“Don’t be such a suck ‘cause she gave you a tin ear at the bush party, bud.”
If that doesn’t make any sense, you should check in with Dr. Sali Tagliamonte.
Tagliamonte, a professor and chair of the Linguistics Department at U of T, is on a mission to document words with with unique meanings and origins from small Ontario towns for the Oxford English Dictionary (OED).
You might hear a whiner being called a ‘suck’ in northern Ontario. Folks in Beaverton might refer to ignoring someone as ‘giving them a tin ear,’ and a bush party is simply a party that is held outdoors.
So, in English: “Don’t whine because she ignored you when we were partying in the woods.”
The online OED lists 744 words as Canadian, but many of them are sourced from urban areas. More rural words tend to go undocumented, words like ‘warming-closet’ — a water heater — and ‘corn-roast’ — a gathering where roasted corn is served.
The sociolinguist and Canada Research Chair in Language Variation and Change has been documenting these unique words, phrases, and definitions for a decade. Tagliamonte’s Ontario Dialects Project is sketching how Ontarians mark their identities with colourful, individualised language.
Words tell the story of a place: words like ‘slime,’ a name for lakes that were filled with mining detritus that has turned to gelatinous muck. You won’t hear of children playing in slimes outside mining communities where the word originated as a geographic label.
From teaching tool to research project
The research started in a classroom.
One day in her undergraduate class in language variation, Tagliamonte was telling a story about her childhood in northern Ontario when she realised that her students didn’t get it. Specifically, they didn’t understand her use of the word ‘soaker’ to refer to a deep puddle or snowdrift.
This led to the realisation that Ontario has dialects. A dialect is a regional variation in spoken language, often tied to a location or social group.
More than a decade later, Tagliamonte and her crew of undergraduate students have criss-crossed Ontario in search of oral histories that might contain new words or meanings not currently found in the OED.
People talk about their lives and offer up “stories about things that happened in their youth,” giving insight into the rich lexicon of Canadiana. As Tagliamonte puts it, in those stories, “culture and history, and the social circumstances of their community come out.”
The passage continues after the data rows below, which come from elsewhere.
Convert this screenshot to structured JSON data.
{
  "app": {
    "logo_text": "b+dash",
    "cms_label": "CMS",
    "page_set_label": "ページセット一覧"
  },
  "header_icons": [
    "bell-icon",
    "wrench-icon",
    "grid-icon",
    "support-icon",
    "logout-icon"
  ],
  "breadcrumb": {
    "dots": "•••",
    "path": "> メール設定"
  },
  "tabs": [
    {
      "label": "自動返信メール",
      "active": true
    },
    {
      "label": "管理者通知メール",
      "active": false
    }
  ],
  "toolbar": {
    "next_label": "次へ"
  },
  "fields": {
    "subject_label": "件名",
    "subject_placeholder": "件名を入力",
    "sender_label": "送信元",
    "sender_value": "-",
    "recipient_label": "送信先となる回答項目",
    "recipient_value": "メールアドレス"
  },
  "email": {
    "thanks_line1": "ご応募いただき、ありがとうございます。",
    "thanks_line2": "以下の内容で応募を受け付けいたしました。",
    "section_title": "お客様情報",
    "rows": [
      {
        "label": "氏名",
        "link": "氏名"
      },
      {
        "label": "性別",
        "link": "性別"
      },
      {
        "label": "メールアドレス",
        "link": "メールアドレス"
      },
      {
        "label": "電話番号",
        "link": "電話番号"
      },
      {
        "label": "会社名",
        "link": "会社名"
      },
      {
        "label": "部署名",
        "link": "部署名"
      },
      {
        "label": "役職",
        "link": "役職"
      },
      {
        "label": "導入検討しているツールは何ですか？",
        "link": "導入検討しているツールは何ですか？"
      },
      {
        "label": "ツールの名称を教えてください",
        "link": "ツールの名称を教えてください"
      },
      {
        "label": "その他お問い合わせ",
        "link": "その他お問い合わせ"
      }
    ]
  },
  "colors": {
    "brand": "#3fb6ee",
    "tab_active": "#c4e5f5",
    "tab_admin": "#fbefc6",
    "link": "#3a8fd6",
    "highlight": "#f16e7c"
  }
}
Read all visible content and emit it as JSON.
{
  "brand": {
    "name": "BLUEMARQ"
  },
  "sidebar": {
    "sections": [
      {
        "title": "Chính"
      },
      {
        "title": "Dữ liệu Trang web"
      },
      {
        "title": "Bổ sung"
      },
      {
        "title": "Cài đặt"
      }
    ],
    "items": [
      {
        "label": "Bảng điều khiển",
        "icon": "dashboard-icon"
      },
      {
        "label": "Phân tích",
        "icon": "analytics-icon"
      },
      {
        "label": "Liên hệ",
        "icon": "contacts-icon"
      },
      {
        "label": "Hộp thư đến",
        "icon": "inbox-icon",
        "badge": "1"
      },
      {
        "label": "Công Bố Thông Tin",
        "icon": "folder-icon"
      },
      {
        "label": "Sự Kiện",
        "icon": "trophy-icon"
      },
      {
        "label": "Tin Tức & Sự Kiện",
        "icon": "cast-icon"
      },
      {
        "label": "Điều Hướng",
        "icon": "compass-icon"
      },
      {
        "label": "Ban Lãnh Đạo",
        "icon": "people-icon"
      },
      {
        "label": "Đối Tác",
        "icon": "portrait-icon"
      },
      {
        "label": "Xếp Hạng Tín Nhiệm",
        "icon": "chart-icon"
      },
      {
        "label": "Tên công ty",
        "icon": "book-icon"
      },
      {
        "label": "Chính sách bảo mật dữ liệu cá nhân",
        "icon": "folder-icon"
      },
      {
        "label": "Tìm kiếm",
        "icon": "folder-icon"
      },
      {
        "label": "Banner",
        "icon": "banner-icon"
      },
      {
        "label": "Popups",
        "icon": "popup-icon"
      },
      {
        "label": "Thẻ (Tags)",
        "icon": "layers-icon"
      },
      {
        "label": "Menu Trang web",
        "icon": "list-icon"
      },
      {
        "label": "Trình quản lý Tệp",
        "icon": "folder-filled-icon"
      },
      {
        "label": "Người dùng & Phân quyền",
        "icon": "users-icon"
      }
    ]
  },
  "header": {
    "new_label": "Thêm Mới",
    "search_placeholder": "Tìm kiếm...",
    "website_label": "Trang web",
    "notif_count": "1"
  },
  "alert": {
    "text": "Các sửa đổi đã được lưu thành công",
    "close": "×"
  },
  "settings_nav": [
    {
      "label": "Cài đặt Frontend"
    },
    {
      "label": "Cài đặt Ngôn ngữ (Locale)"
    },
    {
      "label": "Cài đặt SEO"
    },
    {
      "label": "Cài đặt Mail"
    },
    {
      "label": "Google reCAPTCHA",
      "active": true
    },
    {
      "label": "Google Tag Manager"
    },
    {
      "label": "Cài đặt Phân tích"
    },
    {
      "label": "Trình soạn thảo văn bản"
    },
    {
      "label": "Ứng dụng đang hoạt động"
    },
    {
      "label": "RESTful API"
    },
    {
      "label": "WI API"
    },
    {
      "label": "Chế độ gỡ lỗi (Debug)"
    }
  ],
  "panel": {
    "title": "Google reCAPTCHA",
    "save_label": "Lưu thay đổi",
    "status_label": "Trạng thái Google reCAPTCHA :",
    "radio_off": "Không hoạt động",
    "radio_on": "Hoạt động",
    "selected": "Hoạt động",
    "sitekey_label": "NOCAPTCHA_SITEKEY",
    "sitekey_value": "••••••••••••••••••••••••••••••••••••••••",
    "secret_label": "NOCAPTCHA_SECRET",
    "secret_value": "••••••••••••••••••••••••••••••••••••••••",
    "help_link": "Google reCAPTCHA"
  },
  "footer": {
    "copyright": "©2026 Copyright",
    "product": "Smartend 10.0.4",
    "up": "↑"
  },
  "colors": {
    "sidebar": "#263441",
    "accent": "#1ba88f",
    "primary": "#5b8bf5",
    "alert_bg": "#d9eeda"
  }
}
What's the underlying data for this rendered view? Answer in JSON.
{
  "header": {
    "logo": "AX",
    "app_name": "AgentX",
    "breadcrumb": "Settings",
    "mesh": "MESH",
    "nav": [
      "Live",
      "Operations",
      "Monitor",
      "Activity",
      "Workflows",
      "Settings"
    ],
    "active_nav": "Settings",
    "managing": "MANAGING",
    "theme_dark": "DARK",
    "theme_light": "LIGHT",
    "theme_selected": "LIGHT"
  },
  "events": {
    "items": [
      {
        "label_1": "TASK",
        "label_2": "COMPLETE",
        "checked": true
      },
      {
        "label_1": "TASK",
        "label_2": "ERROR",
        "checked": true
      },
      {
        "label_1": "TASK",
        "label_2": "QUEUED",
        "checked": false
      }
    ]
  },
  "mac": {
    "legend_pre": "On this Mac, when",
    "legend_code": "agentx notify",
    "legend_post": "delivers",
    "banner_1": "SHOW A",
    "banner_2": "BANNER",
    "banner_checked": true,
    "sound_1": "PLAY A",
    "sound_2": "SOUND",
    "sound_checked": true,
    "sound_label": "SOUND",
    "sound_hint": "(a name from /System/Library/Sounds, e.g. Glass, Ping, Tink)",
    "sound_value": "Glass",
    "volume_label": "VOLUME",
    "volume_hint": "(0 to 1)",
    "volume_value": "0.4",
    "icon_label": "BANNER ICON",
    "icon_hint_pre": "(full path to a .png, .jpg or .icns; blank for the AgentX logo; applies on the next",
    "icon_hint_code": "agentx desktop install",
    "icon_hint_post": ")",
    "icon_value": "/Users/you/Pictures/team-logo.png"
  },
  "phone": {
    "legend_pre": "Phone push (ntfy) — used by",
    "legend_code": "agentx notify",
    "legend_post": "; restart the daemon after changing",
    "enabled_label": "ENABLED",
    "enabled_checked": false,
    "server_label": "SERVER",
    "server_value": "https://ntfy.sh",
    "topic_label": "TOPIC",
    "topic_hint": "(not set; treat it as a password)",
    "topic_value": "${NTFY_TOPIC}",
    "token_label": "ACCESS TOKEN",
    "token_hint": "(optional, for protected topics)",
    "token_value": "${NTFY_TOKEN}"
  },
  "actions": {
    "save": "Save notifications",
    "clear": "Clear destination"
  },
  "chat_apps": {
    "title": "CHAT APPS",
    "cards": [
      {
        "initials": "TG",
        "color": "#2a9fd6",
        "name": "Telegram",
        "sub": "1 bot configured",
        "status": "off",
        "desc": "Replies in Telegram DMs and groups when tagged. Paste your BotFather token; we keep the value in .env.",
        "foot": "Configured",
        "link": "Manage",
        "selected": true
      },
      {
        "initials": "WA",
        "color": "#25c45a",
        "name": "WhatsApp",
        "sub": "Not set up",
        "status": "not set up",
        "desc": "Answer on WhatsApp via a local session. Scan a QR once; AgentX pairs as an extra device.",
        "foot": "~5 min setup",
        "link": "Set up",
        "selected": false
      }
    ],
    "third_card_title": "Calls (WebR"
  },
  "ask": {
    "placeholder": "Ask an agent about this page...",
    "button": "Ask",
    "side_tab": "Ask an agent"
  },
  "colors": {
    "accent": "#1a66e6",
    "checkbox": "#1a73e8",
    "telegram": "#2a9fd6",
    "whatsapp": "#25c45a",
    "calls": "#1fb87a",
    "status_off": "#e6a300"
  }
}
No place is too far off-the-map; towns near and far, museums, and high schools — all are visited with a recorder in hand. “We go down dusty old dirt roads,” says Tagliamonte, “we go everywhere, and we just talk to people about their lives.”
Such is the field work of sociolinguistics.
How new words get into the OED
While at a Japanese conference, Tagliamonte attended a presentation by Dr. Phillip Durkin, one of the OED’s chief editors, about Japanese words in the dictionary, like ‘sushi’ and ‘manga.’
Inspired by this, Tagliamonte approached Durkin with an offer to introduce new Canadian words into the OED, and the rest, as word historians say, is etymology.
Of the more than 600,000 words in the OED, only 744 are designated as Canadian in origin or use. Contrast this with the almost 30,000 words sourced from the continental United States, with a further 64 from Hawaii.
The OED criteria for inclusion is by use and longevity. A word’s usage must be established by independent sources, and it also must be around for at least five years — although 10 is more common for new entries. Words used by only one social group don’t qualify for inclusion.
Tagliamonte gives the example of the gaming community’s invented sense of ‘epic,’ meaning awesome or amazing, which wasn’t a valid candidate for the OED until it began to appear among non-gamers in everyday conversation.
Tagliamonte uses a three-tier classification system for the candidate words she gathers. Gold words are the best — words that have no prior occurrence in the OED. These words are Canadian through-and-through. A silver word comes next, when “you find it in the [OED], but it does not mean what it means to [Canadians].”
Last are the “indignant words,” says Tagliamonte. “These are the bronze ones. You look up a word, because you’ve found it all over Ontario… and you go the [OED] and it says that it comes from the southern United States.”
“If you’re going to label [a bronze word] as anything, you should label it a North American word.”
In this way, Tagliamonte’s project isn’t just expanding the Canadian vernacular, but including important Canadian usages of words shared with the United States.
A similar search for new words could be conducted in other Canadian provinces. There is already evidence for the uniqueness of words in the Maritimes: words like ‘knob,’ a “hard sweet made with boiled sugar,” according to the OED.
There may also be words unique to Canadian university students. The 2007 edition of The Dictionary of American Slang notes that Canadian students in the ’90s kept an uncommon definition of the word ‘wank,’ where it meant “to have fun; party.”
What is vulgar for one social group may be innocent for another. Just be careful not to announce to any friends from the United Kingdom that you’re having a ‘wank’ on the weekend, or they might think that you’re a ‘knob.’